  1. Both parties intending to marry should be of a legal age to marry, which is 16 in England with parental consent and 18 without parental consent; 
  2. The marriage must be of your own free will, so neither party intending to marry should feel forced or under any pressure to marry;
  3. You should be free to marry, ie not have any other lawful impediments to marry; so you should be single, divorced or widowed. If you are a widower take the death certificate of your previous spouse. If you are divorced, you must be able to show the decree absolute document. If you cannot locate this, a further copy can be obtained from the court that issued it or if you do not know the court you can make an application to the Central Family Court in London. A fee will be payable for a further copy of the decree absolute. If you do not have the decree absolute, and require it urgently, you should seek independent legal advice as to whether an application can be made to expedite the decree absolute being issued. Judges can make an order that decree absolute be expedited, but you must have a good reason why you are seeking this, as judges will not automatically grant this;                                                                                     
  4. You and your partner must not be closely related or related in a way prohibited by the Marriage Act 1949;   
  5.  You must exchange some form of formal wording when you marry known as ‘vows’ and the wedding ceremony must be conducted in front of two witnesses who understand what they are witnessing and have the metal capacity to understand;
  6. You, your spouse and the two witnesses will sign the register and there is a fee payable for the wedding ceremony and also the marriage certificate.

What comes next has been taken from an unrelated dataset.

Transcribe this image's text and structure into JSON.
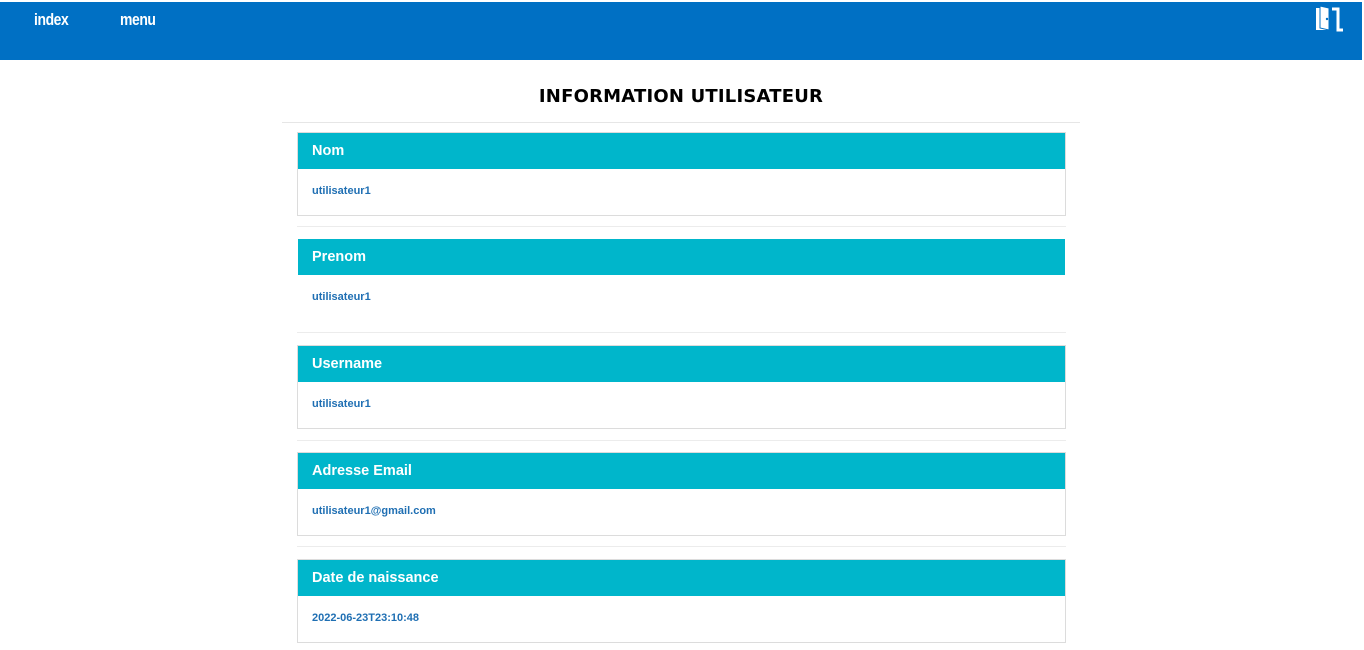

The Home Office has an approved list of approved premises registered to conduct civil marriages and civil partnerships: 

Before the wedding preparations and applying for a wedding date, do check with an Immigration lawyer if a visa will be required and how long it will take to get a visa if either of you is not a British citizen or you wish relatives from abroad to attend.

It is important to establish the validity of any proposed wedding ceremony and whether it will be recognised in the country you intend to live in as a married couple. 

The law applicable in this  article is that in England and Wales. While every effort has been made to ensure the accuracy of the information in this article, it does not constitute legal advice and cannot be relied upon as such. The writer does not accept any responsibility for liabilities arising as a result of reliance  upon the information given.